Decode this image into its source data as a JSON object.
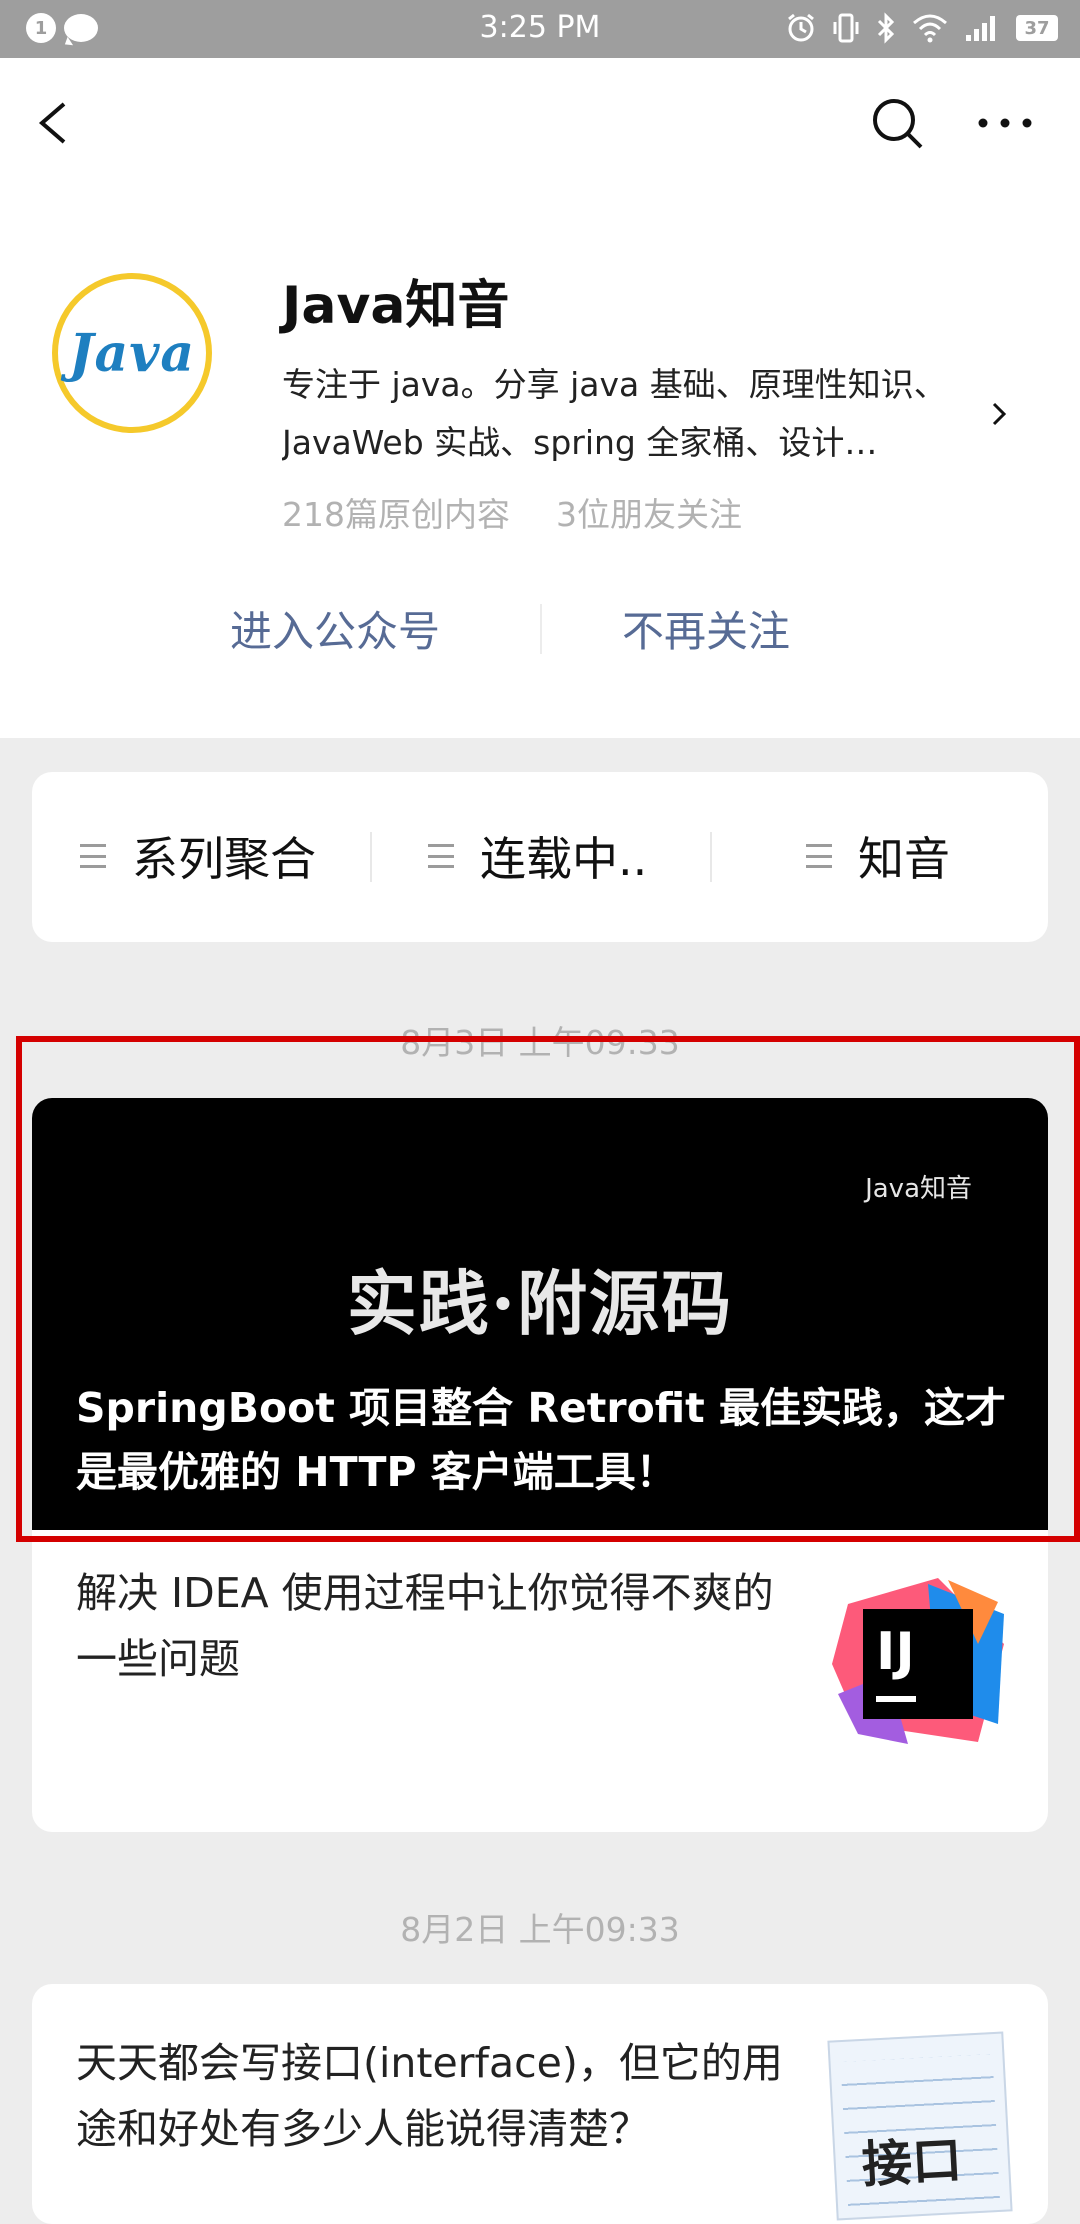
{
  "status_bar": {
    "notification_count": "1",
    "time": "3:25 PM",
    "battery": "37"
  },
  "account": {
    "logo_text": "Java",
    "name": "Java知音",
    "description_line1": "专注于 java。分享 java 基础、原理性知识、",
    "description_line2": "JavaWeb 实战、spring 全家桶、设计…",
    "original_count": "218篇原创内容",
    "friends_following": "3位朋友关注",
    "enter_label": "进入公众号",
    "unfollow_label": "不再关注"
  },
  "menu": {
    "items": [
      {
        "label": "系列聚合"
      },
      {
        "label": "连载中.."
      },
      {
        "label": "知音"
      }
    ]
  },
  "feed": {
    "groups": [
      {
        "date": "8月3日 上午09:33",
        "cover_brand": "Java知音",
        "cover_headline": "实践·附源码",
        "cover_title": "SpringBoot 项目整合 Retrofit 最佳实践，这才是最优雅的 HTTP 客户端工具！",
        "sub_title": "解决 IDEA 使用过程中让你觉得不爽的一些问题",
        "sub_thumb_text": "IJ"
      },
      {
        "date": "8月2日 上午09:33",
        "title": "天天都会写接口(interface)，但它的用途和好处有多少人能说得清楚？",
        "thumb_text": "接口"
      }
    ]
  },
  "colors": {
    "link_blue": "#576b95",
    "highlight_red": "#d40000",
    "logo_ring": "#f5c92b",
    "logo_text": "#1e7fc0"
  }
}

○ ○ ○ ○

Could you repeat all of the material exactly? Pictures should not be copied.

Decode this image into its source data as a JSON object.
{
  "status_bar": {
    "notification_count": "1",
    "time": "3:25 PM",
    "battery": "37"
  },
  "account": {
    "logo_text": "Java",
    "name": "Java知音",
    "description_line1": "专注于 java。分享 java 基础、原理性知识、",
    "description_line2": "JavaWeb 实战、spring 全家桶、设计…",
    "original_count": "218篇原创内容",
    "friends_following": "3位朋友关注",
    "enter_label": "进入公众号",
    "unfollow_label": "不再关注"
  },
  "menu": {
    "items": [
      {
        "label": "系列聚合"
      },
      {
        "label": "连载中.."
      },
      {
        "label": "知音"
      }
    ]
  },
  "feed": {
    "groups": [
      {
        "date": "8月3日 上午09:33",
        "cover_brand": "Java知音",
        "cover_headline": "实践·附源码",
        "cover_title": "SpringBoot 项目整合 Retrofit 最佳实践，这才是最优雅的 HTTP 客户端工具！",
        "sub_title": "解决 IDEA 使用过程中让你觉得不爽的一些问题",
        "sub_thumb_text": "IJ"
      },
      {
        "date": "8月2日 上午09:33",
        "title": "天天都会写接口(interface)，但它的用途和好处有多少人能说得清楚？",
        "thumb_text": "接口"
      }
    ]
  },
  "colors": {
    "link_blue": "#576b95",
    "highlight_red": "#d40000",
    "logo_ring": "#f5c92b",
    "logo_text": "#1e7fc0"
  }
}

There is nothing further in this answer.